**What the exercise asks**
Return the lines below that contain the word "Services".

**Task data**
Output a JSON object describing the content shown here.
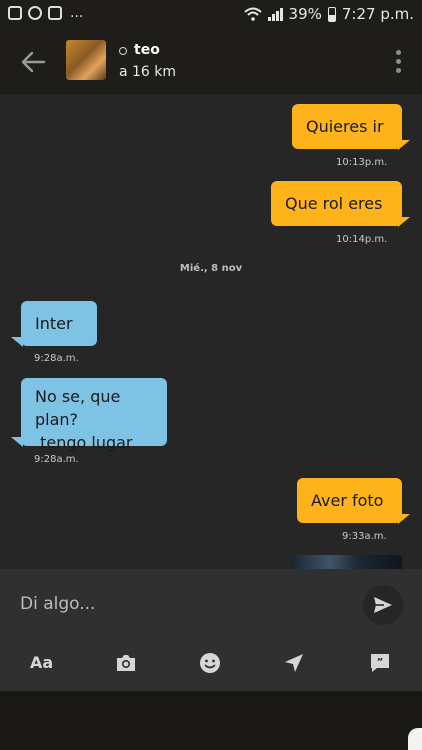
{
  "status_bar": {
    "icons": [
      "gallery-icon",
      "whatsapp-icon",
      "instagram-icon"
    ],
    "more": "...",
    "battery": "39%",
    "time": "7:27 p.m."
  },
  "header": {
    "contact_name": "teo",
    "distance": "a 16 km"
  },
  "conversation": {
    "day_separator": "Mié., 8 nov",
    "messages": [
      {
        "direction": "out",
        "text": "Quieres ir",
        "time": "10:13p.m."
      },
      {
        "direction": "out",
        "text": "Que rol eres",
        "time": "10:14p.m."
      },
      {
        "direction": "in",
        "text": "Inter",
        "time": "9:28a.m."
      },
      {
        "direction": "in",
        "text_line1": "No se, que plan?",
        "text_line2": " tengo lugar",
        "time": "9:28a.m."
      },
      {
        "direction": "out",
        "text": "Aver foto",
        "time": "9:33a.m."
      }
    ]
  },
  "composer": {
    "placeholder": "Di algo...",
    "tools": [
      "text-format-icon",
      "camera-icon",
      "emoji-icon",
      "location-icon",
      "saved-phrases-icon"
    ],
    "text_format_label": "Aa"
  },
  "colors": {
    "outgoing_bubble": "#ffb31a",
    "incoming_bubble": "#7ec3e3",
    "background": "#262626"
  }
}
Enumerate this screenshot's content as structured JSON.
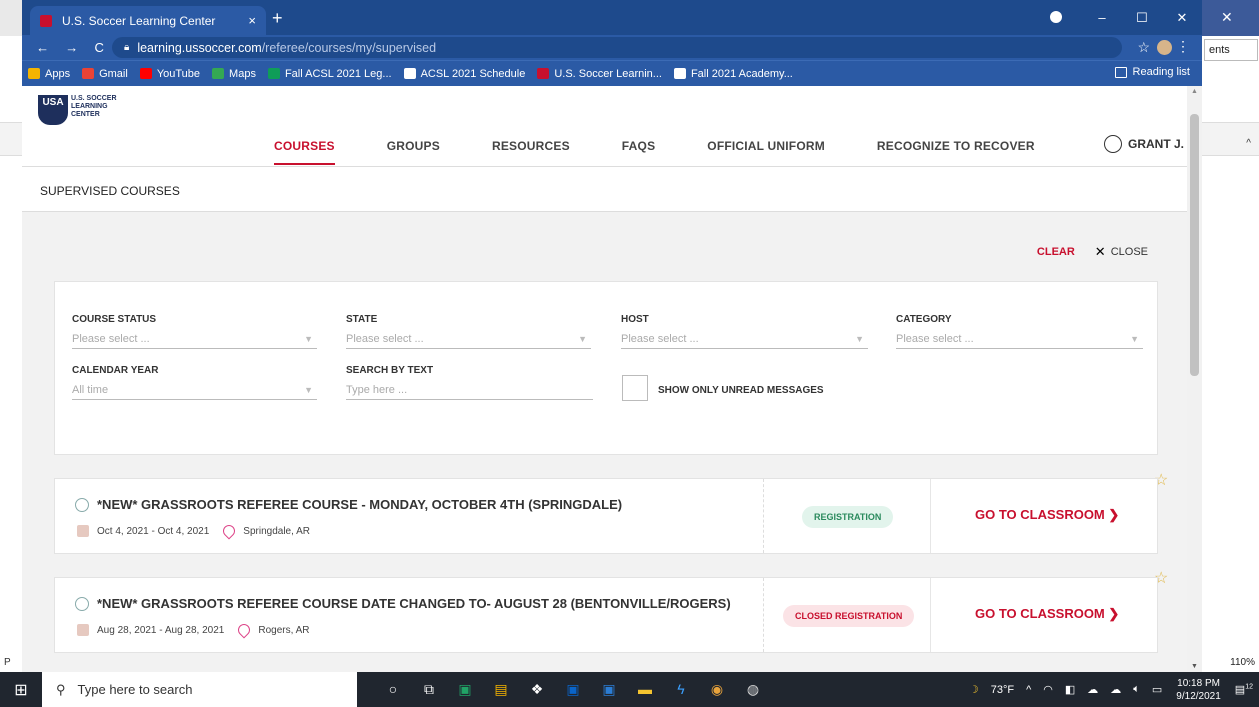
{
  "browser": {
    "tab_title": "U.S. Soccer Learning Center",
    "tab_close": "×",
    "new_tab": "+",
    "url_domain": "learning.ussoccer.com",
    "url_path": "/referee/courses/my/supervised",
    "win_min": "–",
    "win_max": "☐",
    "win_close": "✕",
    "bookmarks": [
      {
        "label": "Apps",
        "color": "#f4b400"
      },
      {
        "label": "Gmail",
        "color": "#ea4335"
      },
      {
        "label": "YouTube",
        "color": "#ff0000"
      },
      {
        "label": "Maps",
        "color": "#34a853"
      },
      {
        "label": "Fall ACSL 2021 Leg...",
        "color": "#0f9d58"
      },
      {
        "label": "ACSL 2021 Schedule",
        "color": "#ffffff"
      },
      {
        "label": "U.S. Soccer Learnin...",
        "color": "#c8102e"
      },
      {
        "label": "Fall 2021 Academy...",
        "color": "#ffffff"
      }
    ],
    "reading_list": "Reading list"
  },
  "background_app": {
    "button": "ents",
    "zoom": "110%",
    "left_letter": "P"
  },
  "site": {
    "logo_mark": "USA",
    "logo_text": "U.S. SOCCER LEARNING CENTER",
    "nav": [
      "COURSES",
      "GROUPS",
      "RESOURCES",
      "FAQS",
      "OFFICIAL UNIFORM",
      "RECOGNIZE TO RECOVER"
    ],
    "user": "GRANT J.",
    "subtitle": "SUPERVISED COURSES",
    "clear": "CLEAR",
    "close": "CLOSE"
  },
  "filters": {
    "course_status": {
      "label": "COURSE STATUS",
      "placeholder": "Please select ..."
    },
    "state": {
      "label": "STATE",
      "placeholder": "Please select ..."
    },
    "host": {
      "label": "HOST",
      "placeholder": "Please select ..."
    },
    "category": {
      "label": "CATEGORY",
      "placeholder": "Please select ..."
    },
    "calendar_year": {
      "label": "CALENDAR YEAR",
      "value": "All time"
    },
    "search_by_text": {
      "label": "SEARCH BY TEXT",
      "placeholder": "Type here ..."
    },
    "unread_label": "SHOW ONLY UNREAD MESSAGES"
  },
  "courses": [
    {
      "title": "*NEW* GRASSROOTS REFEREE COURSE - MONDAY, OCTOBER 4TH (SPRINGDALE)",
      "dates": "Oct 4, 2021 - Oct 4, 2021",
      "location": "Springdale, AR",
      "status": "REGISTRATION",
      "action": "GO TO CLASSROOM ❯"
    },
    {
      "title": "*NEW* GRASSROOTS REFEREE COURSE DATE CHANGED TO- AUGUST 28 (BENTONVILLE/ROGERS)",
      "dates": "Aug 28, 2021 - Aug 28, 2021",
      "location": "Rogers, AR",
      "status": "CLOSED REGISTRATION",
      "action": "GO TO CLASSROOM ❯"
    }
  ],
  "taskbar": {
    "search_placeholder": "Type here to search",
    "weather": "73°F",
    "time": "10:18 PM",
    "date": "9/12/2021",
    "notifications": "12"
  }
}
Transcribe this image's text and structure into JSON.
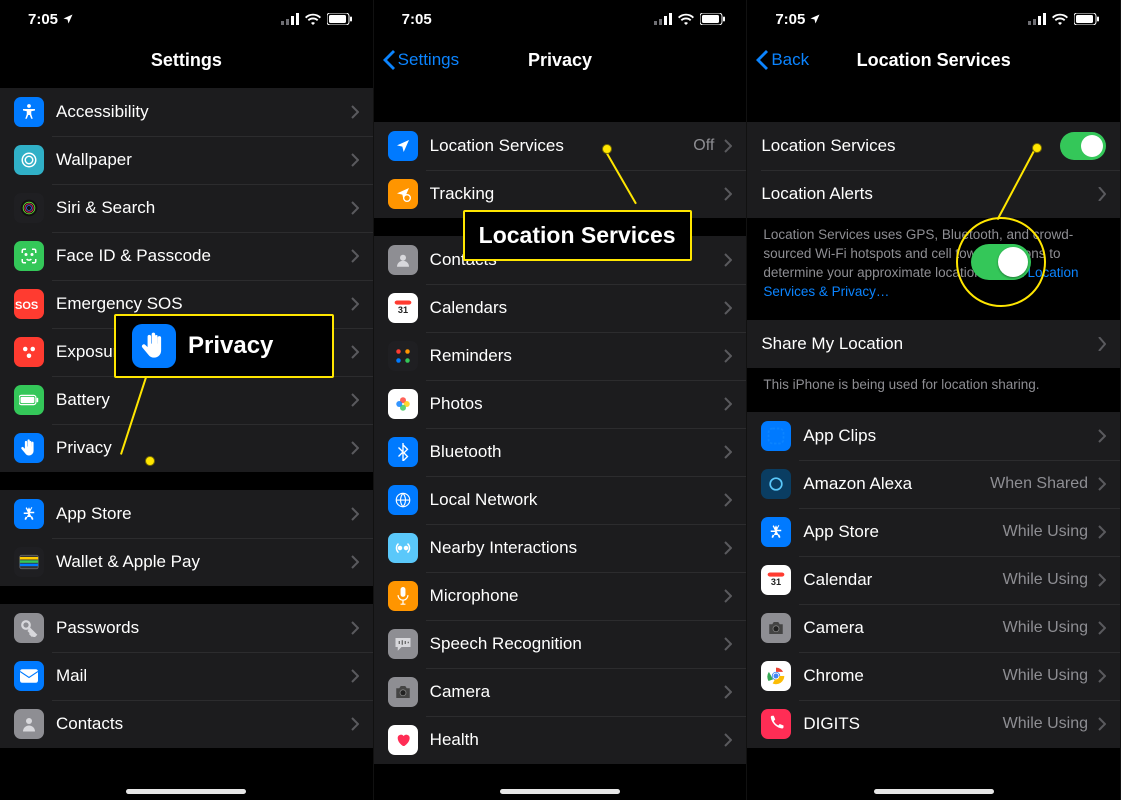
{
  "status": {
    "time": "7:05"
  },
  "screen1": {
    "title": "Settings",
    "items_g1": [
      {
        "label": "Accessibility",
        "icon": "accessibility",
        "bg": "bg-blue"
      },
      {
        "label": "Wallpaper",
        "icon": "wallpaper",
        "bg": "bg-teal"
      },
      {
        "label": "Siri & Search",
        "icon": "siri",
        "bg": "bg-dark"
      },
      {
        "label": "Face ID & Passcode",
        "icon": "faceid",
        "bg": "bg-green"
      },
      {
        "label": "Emergency SOS",
        "icon": "sos",
        "bg": "bg-red"
      },
      {
        "label": "Exposure Notifications",
        "icon": "exposure",
        "bg": "bg-red"
      },
      {
        "label": "Battery",
        "icon": "battery",
        "bg": "bg-green"
      },
      {
        "label": "Privacy",
        "icon": "hand",
        "bg": "bg-blue"
      }
    ],
    "items_g2": [
      {
        "label": "App Store",
        "icon": "appstore",
        "bg": "bg-blue"
      },
      {
        "label": "Wallet & Apple Pay",
        "icon": "wallet",
        "bg": "bg-dark"
      }
    ],
    "items_g3": [
      {
        "label": "Passwords",
        "icon": "key",
        "bg": "bg-gray"
      },
      {
        "label": "Mail",
        "icon": "mail",
        "bg": "bg-blue"
      },
      {
        "label": "Contacts",
        "icon": "contacts",
        "bg": "bg-gray"
      }
    ],
    "callout": {
      "label": "Privacy"
    }
  },
  "screen2": {
    "back": "Settings",
    "title": "Privacy",
    "g1": [
      {
        "label": "Location Services",
        "value": "Off",
        "icon": "location",
        "bg": "bg-blue"
      },
      {
        "label": "Tracking",
        "icon": "tracking",
        "bg": "bg-orange"
      }
    ],
    "g2": [
      {
        "label": "Contacts",
        "icon": "contacts2",
        "bg": "bg-gray"
      },
      {
        "label": "Calendars",
        "icon": "calendar",
        "bg": "bg-redcal"
      },
      {
        "label": "Reminders",
        "icon": "reminders",
        "bg": "bg-dark"
      },
      {
        "label": "Photos",
        "icon": "photos",
        "bg": "bg-redcal"
      },
      {
        "label": "Bluetooth",
        "icon": "bluetooth",
        "bg": "bg-blue"
      },
      {
        "label": "Local Network",
        "icon": "network",
        "bg": "bg-blue"
      },
      {
        "label": "Nearby Interactions",
        "icon": "nearby",
        "bg": "bg-sky"
      },
      {
        "label": "Microphone",
        "icon": "mic",
        "bg": "bg-orange"
      },
      {
        "label": "Speech Recognition",
        "icon": "speech",
        "bg": "bg-gray"
      },
      {
        "label": "Camera",
        "icon": "camera",
        "bg": "bg-gray"
      },
      {
        "label": "Health",
        "icon": "health",
        "bg": "bg-white"
      }
    ],
    "callout": {
      "label": "Location Services"
    }
  },
  "screen3": {
    "back": "Back",
    "title": "Location Services",
    "row1": {
      "label": "Location Services"
    },
    "row2": {
      "label": "Location Alerts"
    },
    "footer1": "Location Services uses GPS, Bluetooth, and crowd-sourced Wi-Fi hotspots and cell tower locations to determine your approximate location. ",
    "footer1_link": "About Location Services & Privacy…",
    "row3": {
      "label": "Share My Location"
    },
    "footer2": "This iPhone is being used for location sharing.",
    "apps": [
      {
        "label": "App Clips",
        "value": "",
        "bg": "bg-blue",
        "icon": "appclips"
      },
      {
        "label": "Amazon Alexa",
        "value": "When Shared",
        "bg": "bg-navy",
        "icon": "alexa"
      },
      {
        "label": "App Store",
        "value": "While Using",
        "bg": "bg-blue",
        "icon": "appstore"
      },
      {
        "label": "Calendar",
        "value": "While Using",
        "bg": "bg-redcal",
        "icon": "calendar"
      },
      {
        "label": "Camera",
        "value": "While Using",
        "bg": "bg-gray",
        "icon": "camera"
      },
      {
        "label": "Chrome",
        "value": "While Using",
        "bg": "bg-white",
        "icon": "chrome"
      },
      {
        "label": "DIGITS",
        "value": "While Using",
        "bg": "bg-pink",
        "icon": "digits"
      }
    ]
  }
}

**Exercise output**
        "label": "Location Services",
      "label": "Location Services"
    "title": "Location Services",
      "label": "Location Services"
    "footer1": "Location Services uses GPS, Bluetooth, and crowd-sourced Wi-Fi hotspots and cell tower locations to determine your approximate location. ",
    "footer1_link": "About Location Services & Privacy…",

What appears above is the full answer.